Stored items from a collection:

+++

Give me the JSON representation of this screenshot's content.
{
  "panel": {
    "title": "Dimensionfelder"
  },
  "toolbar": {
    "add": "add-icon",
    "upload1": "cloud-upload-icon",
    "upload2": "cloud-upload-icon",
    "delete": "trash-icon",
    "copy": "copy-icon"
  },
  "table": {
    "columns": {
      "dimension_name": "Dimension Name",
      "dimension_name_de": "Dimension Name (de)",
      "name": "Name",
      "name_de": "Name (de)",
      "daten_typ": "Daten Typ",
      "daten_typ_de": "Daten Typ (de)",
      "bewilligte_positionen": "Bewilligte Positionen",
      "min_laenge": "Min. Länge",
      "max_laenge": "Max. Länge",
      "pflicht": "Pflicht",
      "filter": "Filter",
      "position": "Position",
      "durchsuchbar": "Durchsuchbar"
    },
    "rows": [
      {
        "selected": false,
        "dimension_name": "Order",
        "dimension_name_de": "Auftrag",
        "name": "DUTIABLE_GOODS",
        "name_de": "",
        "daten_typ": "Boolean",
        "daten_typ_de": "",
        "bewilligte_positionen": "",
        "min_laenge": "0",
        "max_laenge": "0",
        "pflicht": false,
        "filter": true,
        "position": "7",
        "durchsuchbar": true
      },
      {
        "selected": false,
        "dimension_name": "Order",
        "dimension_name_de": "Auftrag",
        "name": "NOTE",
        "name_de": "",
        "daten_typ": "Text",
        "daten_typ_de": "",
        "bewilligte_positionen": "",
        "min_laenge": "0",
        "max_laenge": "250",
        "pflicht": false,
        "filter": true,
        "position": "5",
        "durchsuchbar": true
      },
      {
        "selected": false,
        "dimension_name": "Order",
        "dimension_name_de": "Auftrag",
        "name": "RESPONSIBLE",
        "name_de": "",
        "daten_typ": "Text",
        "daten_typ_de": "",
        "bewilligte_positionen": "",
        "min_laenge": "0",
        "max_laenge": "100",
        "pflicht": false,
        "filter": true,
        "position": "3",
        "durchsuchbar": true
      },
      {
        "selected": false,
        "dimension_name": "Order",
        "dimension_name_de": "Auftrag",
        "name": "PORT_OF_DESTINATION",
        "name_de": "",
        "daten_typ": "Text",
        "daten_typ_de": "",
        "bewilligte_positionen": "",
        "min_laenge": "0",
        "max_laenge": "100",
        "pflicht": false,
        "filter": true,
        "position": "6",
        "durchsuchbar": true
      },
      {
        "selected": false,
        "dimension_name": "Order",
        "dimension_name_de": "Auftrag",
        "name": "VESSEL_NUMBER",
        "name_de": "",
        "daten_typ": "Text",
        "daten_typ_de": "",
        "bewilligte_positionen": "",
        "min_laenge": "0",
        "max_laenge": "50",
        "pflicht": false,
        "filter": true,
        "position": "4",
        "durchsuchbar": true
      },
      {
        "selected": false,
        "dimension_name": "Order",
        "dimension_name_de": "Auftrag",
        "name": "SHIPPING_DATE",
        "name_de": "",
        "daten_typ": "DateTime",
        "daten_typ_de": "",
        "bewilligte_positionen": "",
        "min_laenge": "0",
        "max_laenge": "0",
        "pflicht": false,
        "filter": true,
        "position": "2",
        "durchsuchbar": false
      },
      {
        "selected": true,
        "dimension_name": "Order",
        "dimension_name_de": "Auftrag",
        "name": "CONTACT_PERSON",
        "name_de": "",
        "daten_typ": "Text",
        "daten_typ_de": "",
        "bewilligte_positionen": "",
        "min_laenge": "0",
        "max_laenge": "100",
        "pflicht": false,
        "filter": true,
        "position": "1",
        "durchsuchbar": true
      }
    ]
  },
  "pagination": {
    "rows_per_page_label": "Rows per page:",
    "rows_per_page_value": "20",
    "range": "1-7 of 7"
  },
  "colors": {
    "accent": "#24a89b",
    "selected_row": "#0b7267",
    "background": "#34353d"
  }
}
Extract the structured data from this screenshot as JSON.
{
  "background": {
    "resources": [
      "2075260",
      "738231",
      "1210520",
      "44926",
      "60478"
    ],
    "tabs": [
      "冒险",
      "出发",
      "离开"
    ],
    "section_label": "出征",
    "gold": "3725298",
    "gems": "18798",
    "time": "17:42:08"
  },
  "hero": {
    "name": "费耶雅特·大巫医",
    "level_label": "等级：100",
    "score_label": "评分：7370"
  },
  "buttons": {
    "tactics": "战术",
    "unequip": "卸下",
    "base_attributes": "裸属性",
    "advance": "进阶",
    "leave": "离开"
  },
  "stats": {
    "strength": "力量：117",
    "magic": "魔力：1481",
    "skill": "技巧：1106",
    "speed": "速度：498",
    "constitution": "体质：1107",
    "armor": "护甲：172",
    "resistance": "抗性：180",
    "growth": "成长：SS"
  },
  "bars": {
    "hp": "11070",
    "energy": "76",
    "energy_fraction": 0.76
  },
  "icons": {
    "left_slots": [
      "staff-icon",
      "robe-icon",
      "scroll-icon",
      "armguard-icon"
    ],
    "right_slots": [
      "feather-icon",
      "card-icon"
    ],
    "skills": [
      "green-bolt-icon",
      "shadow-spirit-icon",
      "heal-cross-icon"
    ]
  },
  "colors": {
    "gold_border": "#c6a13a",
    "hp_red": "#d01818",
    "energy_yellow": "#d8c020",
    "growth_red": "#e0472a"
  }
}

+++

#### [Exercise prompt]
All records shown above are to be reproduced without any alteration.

#### [Response to this exercise]
Give me the JSON representation of this screenshot's content.
{
  "panel": {
    "title": "Dimensionfelder"
  },
  "toolbar": {
    "add": "add-icon",
    "upload1": "cloud-upload-icon",
    "upload2": "cloud-upload-icon",
    "delete": "trash-icon",
    "copy": "copy-icon"
  },
  "table": {
    "columns": {
      "dimension_name": "Dimension Name",
      "dimension_name_de": "Dimension Name (de)",
      "name": "Name",
      "name_de": "Name (de)",
      "daten_typ": "Daten Typ",
      "daten_typ_de": "Daten Typ (de)",
      "bewilligte_positionen": "Bewilligte Positionen",
      "min_laenge": "Min. Länge",
      "max_laenge": "Max. Länge",
      "pflicht": "Pflicht",
      "filter": "Filter",
      "position": "Position",
      "durchsuchbar": "Durchsuchbar"
    },
    "rows": [
      {
        "selected": false,
        "dimension_name": "Order",
        "dimension_name_de": "Auftrag",
        "name": "DUTIABLE_GOODS",
        "name_de": "",
        "daten_typ": "Boolean",
        "daten_typ_de": "",
        "bewilligte_positionen": "",
        "min_laenge": "0",
        "max_laenge": "0",
        "pflicht": false,
        "filter": true,
        "position": "7",
        "durchsuchbar": true
      },
      {
        "selected": false,
        "dimension_name": "Order",
        "dimension_name_de": "Auftrag",
        "name": "NOTE",
        "name_de": "",
        "daten_typ": "Text",
        "daten_typ_de": "",
        "bewilligte_positionen": "",
        "min_laenge": "0",
        "max_laenge": "250",
        "pflicht": false,
        "filter": true,
        "position": "5",
        "durchsuchbar": true
      },
      {
        "selected": false,
        "dimension_name": "Order",
        "dimension_name_de": "Auftrag",
        "name": "RESPONSIBLE",
        "name_de": "",
        "daten_typ": "Text",
        "daten_typ_de": "",
        "bewilligte_positionen": "",
        "min_laenge": "0",
        "max_laenge": "100",
        "pflicht": false,
        "filter": true,
        "position": "3",
        "durchsuchbar": true
      },
      {
        "selected": false,
        "dimension_name": "Order",
        "dimension_name_de": "Auftrag",
        "name": "PORT_OF_DESTINATION",
        "name_de": "",
        "daten_typ": "Text",
        "daten_typ_de": "",
        "bewilligte_positionen": "",
        "min_laenge": "0",
        "max_laenge": "100",
        "pflicht": false,
        "filter": true,
        "position": "6",
        "durchsuchbar": true
      },
      {
        "selected": false,
        "dimension_name": "Order",
        "dimension_name_de": "Auftrag",
        "name": "VESSEL_NUMBER",
        "name_de": "",
        "daten_typ": "Text",
        "daten_typ_de": "",
        "bewilligte_positionen": "",
        "min_laenge": "0",
        "max_laenge": "50",
        "pflicht": false,
        "filter": true,
        "position": "4",
        "durchsuchbar": true
      },
      {
        "selected": false,
        "dimension_name": "Order",
        "dimension_name_de": "Auftrag",
        "name": "SHIPPING_DATE",
        "name_de": "",
        "daten_typ": "DateTime",
        "daten_typ_de": "",
        "bewilligte_positionen": "",
        "min_laenge": "0",
        "max_laenge": "0",
        "pflicht": false,
        "filter": true,
        "position": "2",
        "durchsuchbar": false
      },
      {
        "selected": true,
        "dimension_name": "Order",
        "dimension_name_de": "Auftrag",
        "name": "CONTACT_PERSON",
        "name_de": "",
        "daten_typ": "Text",
        "daten_typ_de": "",
        "bewilligte_positionen": "",
        "min_laenge": "0",
        "max_laenge": "100",
        "pflicht": false,
        "filter": true,
        "position": "1",
        "durchsuchbar": true
      }
    ]
  },
  "pagination": {
    "rows_per_page_label": "Rows per page:",
    "rows_per_page_value": "20",
    "range": "1-7 of 7"
  },
  "colors": {
    "accent": "#24a89b",
    "selected_row": "#0b7267",
    "background": "#34353d"
  }
}
Extract the structured data from this screenshot as JSON.
{
  "background": {
    "resources": [
      "2075260",
      "738231",
      "1210520",
      "44926",
      "60478"
    ],
    "tabs": [
      "冒险",
      "出发",
      "离开"
    ],
    "section_label": "出征",
    "gold": "3725298",
    "gems": "18798",
    "time": "17:42:08"
  },
  "hero": {
    "name": "费耶雅特·大巫医",
    "level_label": "等级：100",
    "score_label": "评分：7370"
  },
  "buttons": {
    "tactics": "战术",
    "unequip": "卸下",
    "base_attributes": "裸属性",
    "advance": "进阶",
    "leave": "离开"
  },
  "stats": {
    "strength": "力量：117",
    "magic": "魔力：1481",
    "skill": "技巧：1106",
    "speed": "速度：498",
    "constitution": "体质：1107",
    "armor": "护甲：172",
    "resistance": "抗性：180",
    "growth": "成长：SS"
  },
  "bars": {
    "hp": "11070",
    "energy": "76",
    "energy_fraction": 0.76
  },
  "icons": {
    "left_slots": [
      "staff-icon",
      "robe-icon",
      "scroll-icon",
      "armguard-icon"
    ],
    "right_slots": [
      "feather-icon",
      "card-icon"
    ],
    "skills": [
      "green-bolt-icon",
      "shadow-spirit-icon",
      "heal-cross-icon"
    ]
  },
  "colors": {
    "gold_border": "#c6a13a",
    "hp_red": "#d01818",
    "energy_yellow": "#d8c020",
    "growth_red": "#e0472a"
  }
}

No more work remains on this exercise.